**Task item**
Pull every line containing "type" from the entries.

**Recorded data**
Content starts
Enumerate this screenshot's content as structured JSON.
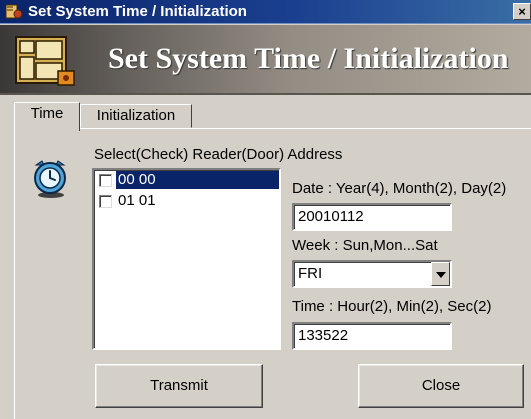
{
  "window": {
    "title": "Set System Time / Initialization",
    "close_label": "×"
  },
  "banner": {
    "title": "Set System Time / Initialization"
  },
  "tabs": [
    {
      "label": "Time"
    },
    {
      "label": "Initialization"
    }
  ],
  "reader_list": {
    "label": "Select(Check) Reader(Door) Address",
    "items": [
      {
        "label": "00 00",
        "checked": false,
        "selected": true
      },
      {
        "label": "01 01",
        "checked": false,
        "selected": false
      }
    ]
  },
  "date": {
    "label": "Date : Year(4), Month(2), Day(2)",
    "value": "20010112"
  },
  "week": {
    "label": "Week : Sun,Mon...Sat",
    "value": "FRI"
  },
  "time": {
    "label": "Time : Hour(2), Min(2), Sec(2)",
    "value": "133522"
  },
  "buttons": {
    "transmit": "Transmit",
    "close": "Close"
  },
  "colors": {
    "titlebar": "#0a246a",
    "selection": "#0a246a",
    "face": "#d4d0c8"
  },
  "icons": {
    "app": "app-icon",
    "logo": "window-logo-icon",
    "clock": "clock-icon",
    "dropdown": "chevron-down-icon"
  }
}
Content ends
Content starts
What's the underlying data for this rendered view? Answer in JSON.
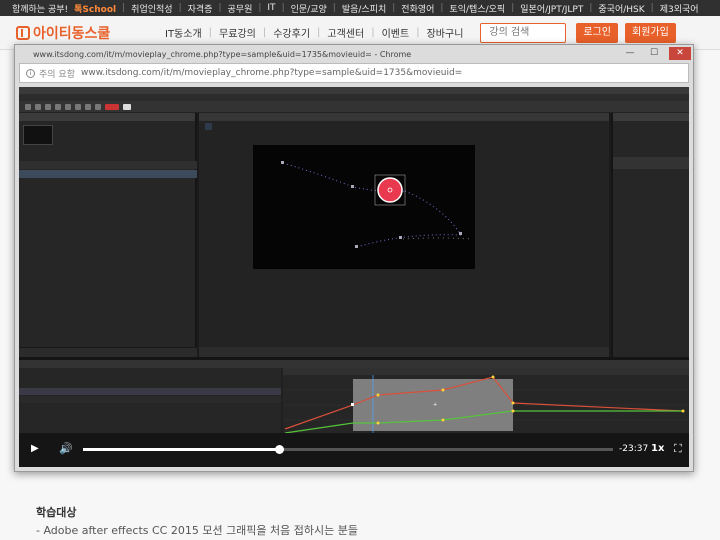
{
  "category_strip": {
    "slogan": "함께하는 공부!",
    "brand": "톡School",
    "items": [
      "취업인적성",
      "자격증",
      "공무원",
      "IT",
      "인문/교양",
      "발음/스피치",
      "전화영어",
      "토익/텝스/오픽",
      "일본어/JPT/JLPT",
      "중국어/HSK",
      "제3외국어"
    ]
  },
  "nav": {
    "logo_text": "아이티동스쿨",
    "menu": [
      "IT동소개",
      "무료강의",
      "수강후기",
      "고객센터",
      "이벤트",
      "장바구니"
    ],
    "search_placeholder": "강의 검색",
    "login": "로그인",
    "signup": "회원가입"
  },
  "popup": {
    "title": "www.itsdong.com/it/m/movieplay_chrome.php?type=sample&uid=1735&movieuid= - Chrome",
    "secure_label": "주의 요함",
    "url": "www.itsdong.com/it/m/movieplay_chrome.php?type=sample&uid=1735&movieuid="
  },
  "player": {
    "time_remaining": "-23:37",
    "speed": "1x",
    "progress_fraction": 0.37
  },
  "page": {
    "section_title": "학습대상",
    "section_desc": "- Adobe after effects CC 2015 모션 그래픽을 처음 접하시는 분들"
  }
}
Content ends
**Exercise output**
    "title": "www.itsdong.com/it/m/movieplay_chrome.php?type=sample&uid=1735&movieuid= - Chrome",
    "url": "www.itsdong.com/it/m/movieplay_chrome.php?type=sample&uid=1735&movieuid="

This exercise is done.